### Work instruction
Make an exact copy of the entries below.

### Data
----

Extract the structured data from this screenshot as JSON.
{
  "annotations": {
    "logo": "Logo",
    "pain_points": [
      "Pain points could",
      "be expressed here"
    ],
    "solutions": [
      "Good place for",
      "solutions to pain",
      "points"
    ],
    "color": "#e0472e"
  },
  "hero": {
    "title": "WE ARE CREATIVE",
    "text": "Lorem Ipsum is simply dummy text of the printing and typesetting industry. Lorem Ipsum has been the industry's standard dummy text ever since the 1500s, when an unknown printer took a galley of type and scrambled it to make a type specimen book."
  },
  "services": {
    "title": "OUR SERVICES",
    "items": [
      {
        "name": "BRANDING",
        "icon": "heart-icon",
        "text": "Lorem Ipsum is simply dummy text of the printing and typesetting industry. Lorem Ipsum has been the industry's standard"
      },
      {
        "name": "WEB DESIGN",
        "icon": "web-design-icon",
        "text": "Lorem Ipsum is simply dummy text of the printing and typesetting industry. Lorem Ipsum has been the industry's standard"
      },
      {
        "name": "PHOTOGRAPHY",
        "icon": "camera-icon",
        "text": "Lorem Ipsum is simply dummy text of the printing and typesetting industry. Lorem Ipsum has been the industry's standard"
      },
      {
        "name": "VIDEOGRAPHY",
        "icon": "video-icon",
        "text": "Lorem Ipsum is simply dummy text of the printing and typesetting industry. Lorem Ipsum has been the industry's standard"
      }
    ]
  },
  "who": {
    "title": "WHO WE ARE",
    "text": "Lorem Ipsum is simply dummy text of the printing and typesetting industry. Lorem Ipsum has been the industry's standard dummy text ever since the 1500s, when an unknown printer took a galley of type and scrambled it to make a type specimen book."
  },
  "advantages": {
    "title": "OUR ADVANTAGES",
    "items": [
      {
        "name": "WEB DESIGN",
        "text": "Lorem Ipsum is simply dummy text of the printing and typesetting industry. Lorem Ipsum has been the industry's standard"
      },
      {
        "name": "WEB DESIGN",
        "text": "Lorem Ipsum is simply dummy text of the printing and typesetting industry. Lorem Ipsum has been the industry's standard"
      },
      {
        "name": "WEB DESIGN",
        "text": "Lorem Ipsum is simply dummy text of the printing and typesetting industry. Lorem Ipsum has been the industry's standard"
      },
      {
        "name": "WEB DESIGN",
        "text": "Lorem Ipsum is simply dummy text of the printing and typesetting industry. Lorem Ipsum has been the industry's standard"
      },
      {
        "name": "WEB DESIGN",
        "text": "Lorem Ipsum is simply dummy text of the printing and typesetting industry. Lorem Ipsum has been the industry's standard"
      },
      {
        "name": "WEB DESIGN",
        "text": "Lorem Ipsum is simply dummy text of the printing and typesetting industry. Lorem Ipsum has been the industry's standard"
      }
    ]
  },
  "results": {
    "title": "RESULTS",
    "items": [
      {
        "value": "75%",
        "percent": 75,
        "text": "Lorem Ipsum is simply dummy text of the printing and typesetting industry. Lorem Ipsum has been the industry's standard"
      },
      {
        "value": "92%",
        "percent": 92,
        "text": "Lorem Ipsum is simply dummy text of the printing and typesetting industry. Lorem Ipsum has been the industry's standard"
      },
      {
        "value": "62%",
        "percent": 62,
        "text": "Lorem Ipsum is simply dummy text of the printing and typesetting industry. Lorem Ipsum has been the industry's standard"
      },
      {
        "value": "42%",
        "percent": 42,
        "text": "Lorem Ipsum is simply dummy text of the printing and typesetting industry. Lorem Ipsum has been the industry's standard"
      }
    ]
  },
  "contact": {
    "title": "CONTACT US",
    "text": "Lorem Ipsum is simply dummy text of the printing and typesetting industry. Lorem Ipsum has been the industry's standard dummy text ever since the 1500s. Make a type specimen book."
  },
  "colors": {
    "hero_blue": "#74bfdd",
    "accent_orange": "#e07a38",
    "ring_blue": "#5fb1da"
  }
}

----

### Worked solution
Extract the structured data from this screenshot as JSON.
{
  "annotations": {
    "logo": "Logo",
    "pain_points": [
      "Pain points could",
      "be expressed here"
    ],
    "solutions": [
      "Good place for",
      "solutions to pain",
      "points"
    ],
    "color": "#e0472e"
  },
  "hero": {
    "title": "WE ARE CREATIVE",
    "text": "Lorem Ipsum is simply dummy text of the printing and typesetting industry. Lorem Ipsum has been the industry's standard dummy text ever since the 1500s, when an unknown printer took a galley of type and scrambled it to make a type specimen book."
  },
  "services": {
    "title": "OUR SERVICES",
    "items": [
      {
        "name": "BRANDING",
        "icon": "heart-icon",
        "text": "Lorem Ipsum is simply dummy text of the printing and typesetting industry. Lorem Ipsum has been the industry's standard"
      },
      {
        "name": "WEB DESIGN",
        "icon": "web-design-icon",
        "text": "Lorem Ipsum is simply dummy text of the printing and typesetting industry. Lorem Ipsum has been the industry's standard"
      },
      {
        "name": "PHOTOGRAPHY",
        "icon": "camera-icon",
        "text": "Lorem Ipsum is simply dummy text of the printing and typesetting industry. Lorem Ipsum has been the industry's standard"
      },
      {
        "name": "VIDEOGRAPHY",
        "icon": "video-icon",
        "text": "Lorem Ipsum is simply dummy text of the printing and typesetting industry. Lorem Ipsum has been the industry's standard"
      }
    ]
  },
  "who": {
    "title": "WHO WE ARE",
    "text": "Lorem Ipsum is simply dummy text of the printing and typesetting industry. Lorem Ipsum has been the industry's standard dummy text ever since the 1500s, when an unknown printer took a galley of type and scrambled it to make a type specimen book."
  },
  "advantages": {
    "title": "OUR ADVANTAGES",
    "items": [
      {
        "name": "WEB DESIGN",
        "text": "Lorem Ipsum is simply dummy text of the printing and typesetting industry. Lorem Ipsum has been the industry's standard"
      },
      {
        "name": "WEB DESIGN",
        "text": "Lorem Ipsum is simply dummy text of the printing and typesetting industry. Lorem Ipsum has been the industry's standard"
      },
      {
        "name": "WEB DESIGN",
        "text": "Lorem Ipsum is simply dummy text of the printing and typesetting industry. Lorem Ipsum has been the industry's standard"
      },
      {
        "name": "WEB DESIGN",
        "text": "Lorem Ipsum is simply dummy text of the printing and typesetting industry. Lorem Ipsum has been the industry's standard"
      },
      {
        "name": "WEB DESIGN",
        "text": "Lorem Ipsum is simply dummy text of the printing and typesetting industry. Lorem Ipsum has been the industry's standard"
      },
      {
        "name": "WEB DESIGN",
        "text": "Lorem Ipsum is simply dummy text of the printing and typesetting industry. Lorem Ipsum has been the industry's standard"
      }
    ]
  },
  "results": {
    "title": "RESULTS",
    "items": [
      {
        "value": "75%",
        "percent": 75,
        "text": "Lorem Ipsum is simply dummy text of the printing and typesetting industry. Lorem Ipsum has been the industry's standard"
      },
      {
        "value": "92%",
        "percent": 92,
        "text": "Lorem Ipsum is simply dummy text of the printing and typesetting industry. Lorem Ipsum has been the industry's standard"
      },
      {
        "value": "62%",
        "percent": 62,
        "text": "Lorem Ipsum is simply dummy text of the printing and typesetting industry. Lorem Ipsum has been the industry's standard"
      },
      {
        "value": "42%",
        "percent": 42,
        "text": "Lorem Ipsum is simply dummy text of the printing and typesetting industry. Lorem Ipsum has been the industry's standard"
      }
    ]
  },
  "contact": {
    "title": "CONTACT US",
    "text": "Lorem Ipsum is simply dummy text of the printing and typesetting industry. Lorem Ipsum has been the industry's standard dummy text ever since the 1500s. Make a type specimen book."
  },
  "colors": {
    "hero_blue": "#74bfdd",
    "accent_orange": "#e07a38",
    "ring_blue": "#5fb1da"
  }
}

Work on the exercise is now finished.